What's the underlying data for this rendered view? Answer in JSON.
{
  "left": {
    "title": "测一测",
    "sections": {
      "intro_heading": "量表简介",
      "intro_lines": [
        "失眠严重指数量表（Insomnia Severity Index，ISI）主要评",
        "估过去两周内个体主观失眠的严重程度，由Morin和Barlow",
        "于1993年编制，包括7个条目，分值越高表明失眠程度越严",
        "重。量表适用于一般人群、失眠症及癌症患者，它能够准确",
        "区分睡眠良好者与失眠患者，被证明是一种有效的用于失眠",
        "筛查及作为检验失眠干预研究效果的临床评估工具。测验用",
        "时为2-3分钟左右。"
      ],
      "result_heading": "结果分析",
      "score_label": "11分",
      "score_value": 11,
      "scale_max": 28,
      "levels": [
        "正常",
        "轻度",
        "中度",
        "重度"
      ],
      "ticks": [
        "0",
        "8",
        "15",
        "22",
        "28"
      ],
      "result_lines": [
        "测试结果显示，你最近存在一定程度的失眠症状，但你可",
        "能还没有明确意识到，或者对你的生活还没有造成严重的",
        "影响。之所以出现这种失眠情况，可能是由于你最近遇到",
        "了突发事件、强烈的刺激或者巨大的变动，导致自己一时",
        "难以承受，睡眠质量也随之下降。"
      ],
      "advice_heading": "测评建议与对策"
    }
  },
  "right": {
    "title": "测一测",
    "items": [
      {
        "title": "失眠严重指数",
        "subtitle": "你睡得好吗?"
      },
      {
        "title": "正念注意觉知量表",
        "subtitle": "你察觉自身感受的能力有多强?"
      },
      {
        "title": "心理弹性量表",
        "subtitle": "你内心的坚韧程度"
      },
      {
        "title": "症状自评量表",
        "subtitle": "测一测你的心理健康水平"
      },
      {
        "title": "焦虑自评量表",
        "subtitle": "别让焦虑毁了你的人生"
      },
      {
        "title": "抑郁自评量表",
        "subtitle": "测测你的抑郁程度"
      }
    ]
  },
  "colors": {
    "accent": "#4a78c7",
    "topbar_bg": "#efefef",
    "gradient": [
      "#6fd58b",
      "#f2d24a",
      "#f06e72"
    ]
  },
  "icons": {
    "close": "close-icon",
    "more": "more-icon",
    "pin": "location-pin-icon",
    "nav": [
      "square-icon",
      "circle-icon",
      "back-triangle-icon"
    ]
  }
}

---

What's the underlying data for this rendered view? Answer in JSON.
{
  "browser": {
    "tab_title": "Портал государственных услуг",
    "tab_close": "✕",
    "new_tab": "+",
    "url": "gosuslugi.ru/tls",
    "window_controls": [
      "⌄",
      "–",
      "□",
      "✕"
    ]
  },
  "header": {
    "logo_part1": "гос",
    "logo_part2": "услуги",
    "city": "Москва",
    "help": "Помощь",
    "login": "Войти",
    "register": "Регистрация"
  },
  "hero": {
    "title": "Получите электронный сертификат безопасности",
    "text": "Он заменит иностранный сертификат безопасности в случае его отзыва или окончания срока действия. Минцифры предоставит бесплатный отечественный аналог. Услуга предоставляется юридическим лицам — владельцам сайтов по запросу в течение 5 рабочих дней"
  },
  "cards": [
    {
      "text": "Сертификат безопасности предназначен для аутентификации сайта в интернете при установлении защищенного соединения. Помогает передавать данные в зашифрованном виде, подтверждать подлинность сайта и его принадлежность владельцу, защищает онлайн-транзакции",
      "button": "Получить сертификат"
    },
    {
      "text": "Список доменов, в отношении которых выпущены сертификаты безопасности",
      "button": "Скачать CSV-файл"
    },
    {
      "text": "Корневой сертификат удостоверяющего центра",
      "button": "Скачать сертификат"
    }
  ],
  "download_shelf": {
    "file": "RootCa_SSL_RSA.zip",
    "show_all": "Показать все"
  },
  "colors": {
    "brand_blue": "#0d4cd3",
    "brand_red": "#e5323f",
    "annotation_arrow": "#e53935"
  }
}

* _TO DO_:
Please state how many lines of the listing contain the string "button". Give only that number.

* _EXERCISE RESULT_:
3